 Why isn't there a notice asking the public to keep dogs and children on leads to protect nesting birds?

The Horned Poppies are bursting into bloom.


Marsh Orchids at Holme are all in meadows behind roadside fencing.Parking is not allowed, we err on the side of 'just stopping briefly'.


 We ended with over 70 species seen from the car, so good to be out and about.

Thursday June 1

Two Turtle Doves at White Horse Common on the way to mothing at Cley. Red Kite, Buzzard and Marsh harrier seen from the cafe platform.

Saturday, 27 May 2017

Back Home in Norfolk

Saturday May  27

We've been home less than a week, since Monday in fact, it seems like we've never been away. I persuaded Pam not to go to Bird Club on Monday night after driving down from Carlisle! Nothing would deter us from moth-ing at Natural Surroundings on Tuesday morning. It's always better than Thursdays at Cley, in both number and variety of moths trapped.
We've  spent the week catching up with laundry, planting my chitted vegetable seeds in root trainer pots (it was 100F in the greenhouse), moth-ing every night  at home and, doing some birding after our half-day North Norfolk sessions.
We've added Nightingale and Cetti's  in Sewage Works Lane, Swift and House Martin in the village, Garden Warbler in our garden and the following photos are of some of the garden moths we have trapped.

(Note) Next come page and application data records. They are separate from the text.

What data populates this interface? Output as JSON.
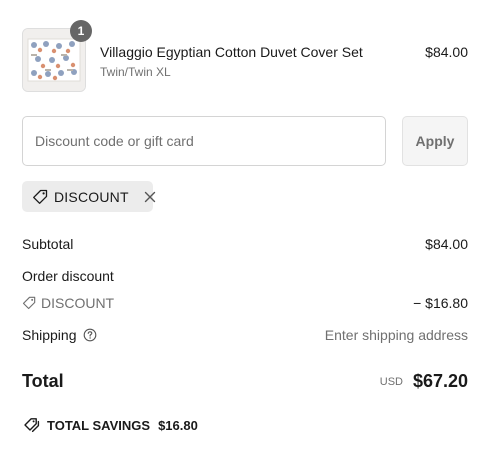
{
  "line_item": {
    "quantity": "1",
    "title": "Villaggio Egyptian Cotton Duvet Cover Set",
    "variant": "Twin/Twin XL",
    "price": "$84.00"
  },
  "discount_form": {
    "placeholder": "Discount code or gift card",
    "value": "",
    "apply_label": "Apply"
  },
  "applied_discount": {
    "code": "DISCOUNT"
  },
  "summary": {
    "subtotal_label": "Subtotal",
    "subtotal_value": "$84.00",
    "order_discount_label": "Order discount",
    "discount_code": "DISCOUNT",
    "discount_value": "− $16.80",
    "shipping_label": "Shipping",
    "shipping_value": "Enter shipping address",
    "total_label": "Total",
    "currency": "USD",
    "total_value": "$67.20",
    "savings_label": "TOTAL SAVINGS",
    "savings_value": "$16.80"
  },
  "icons": {
    "discount_tag": "tag-icon",
    "remove": "close-icon",
    "shipping_help": "question-circle-icon",
    "savings": "tags-icon"
  },
  "colors": {
    "text": "#1a1a1a",
    "muted": "#707070",
    "badge": "#666666",
    "tag_background": "#ececec",
    "button_background": "#f5f5f5",
    "border": "#d4d4d4"
  }
}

Light Emerald

Oak Hook-tip

Puss Moth -male

Eyed Hawkmoth


Elephant Hawkmoth

Lime-speck Pug

Lime Hawkmoth

 
Brimstone

Sunday, 16 April 2017

Rough Summary!

Sunday April 16

In short....... 
We have now seen several Swallows, the first last Tuesday when we drove the north coast after moth-ing at Natural Surroundings. All the Ring Ouzels now passing through need walking e.g Gun Hill and Holme Dunes. We haven't seen any.  We keep driving Beach Road Cley and Salthouse before and after moth-ing, always seeing Wheatears. Last Thursday, there were four, one a male, at Salthouse, and another four at Cley. 


Despite freezing in the northerly blast from open car windows, no Whimbrel heard either.
A muddy Avocet at Brancaster Staithe, watchful eye skywards, asked for a photo.

 
 We've done rather better on the moth count. Despite cold moonlit nights, we have trapped a larger number and variety of moths than others in Norfolk - according to Facebook postings anyway.
The best for me was a White-pinion Spotted (what an odd name) on the night of Thursday April 13th., new for the garden and a tick for us.


Other goodies were:

Brindled Beauty

Oak Beauty

Iron Prominent

Scalloped Hook-tip
   Otherwise... potatoes and onion sets have been planted and liberal amounts of Ibuprofen gel administered to my knees and Pam's shoulders !